Twenty-one thousand, three-hundred ninety-five. That’s the difference between Kyle Lampe, the English literature scholar and Kyle Lampe, the chemical engineer. That number is the difference in enrollment between Iowa State University (26,110) and Missouri S&T (4,715) when Lampe started college in 1999.

Kyle Lampe, alumnus

Close-knit S&T launches Lampe to success

Twenty-one thousand, three-hundred ninety-five. That’s the difference between Kyle Lampe, the English literature scholar and Kyle Lampe, the chemical engineer. That number is the difference in enrollment between Iowa State University (26,110) and Missouri S&T (4,715) when Lampe started college in 1999.

Bigger was not better for Lampe, who earned a bachelor of science degree in chemical engineering at Missouri S&T in 2004, and now is an assistant professor of chemical engineering at the University of Virginia.

“I didn’t want to go to Iowa State because it was just too big,” says Lampe, who grew up in Clarinda, Iowa – a town of 5,806. “I felt like I would get lost there.

“When I went to Rolla, it was the right size school. I didn’t know anybody, but I got to know a lot of people, and the professors knew your name. When I got to Rolla … everybody was on equal footing. Nerdy was cool.”

These days, Lampe leads his own “nerdy” engineering students in cutting-edge research that may one day lead to cures or treatments for diseases such as multiple sclerosis, Alzheimer’s disease, Parkinson’s disease and people who have suffered a stroke or a spinal cord injury.
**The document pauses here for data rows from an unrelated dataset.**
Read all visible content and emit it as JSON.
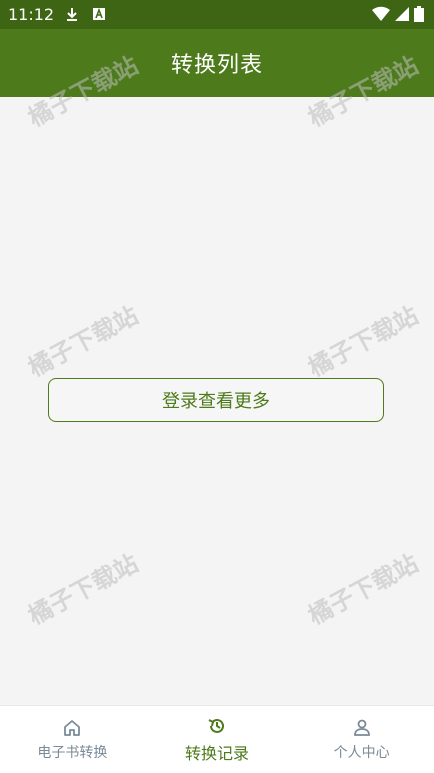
{
  "status_bar": {
    "time": "11:12"
  },
  "app_bar": {
    "title": "转换列表"
  },
  "main": {
    "login_button": "登录查看更多"
  },
  "watermark": {
    "text": "橘子下载站"
  },
  "tabs": [
    {
      "label": "电子书转换",
      "icon": "home-icon",
      "active": false
    },
    {
      "label": "转换记录",
      "icon": "history-icon",
      "active": true
    },
    {
      "label": "个人中心",
      "icon": "person-icon",
      "active": false
    }
  ],
  "colors": {
    "status_bar": "#3e6514",
    "primary": "#4d7a1b",
    "tab_inactive": "#7a8a99",
    "background": "#f4f4f4"
  }
}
The work is done through the Lampe Biomaterials Group, which launched at U.Va. in 2014. [Read more]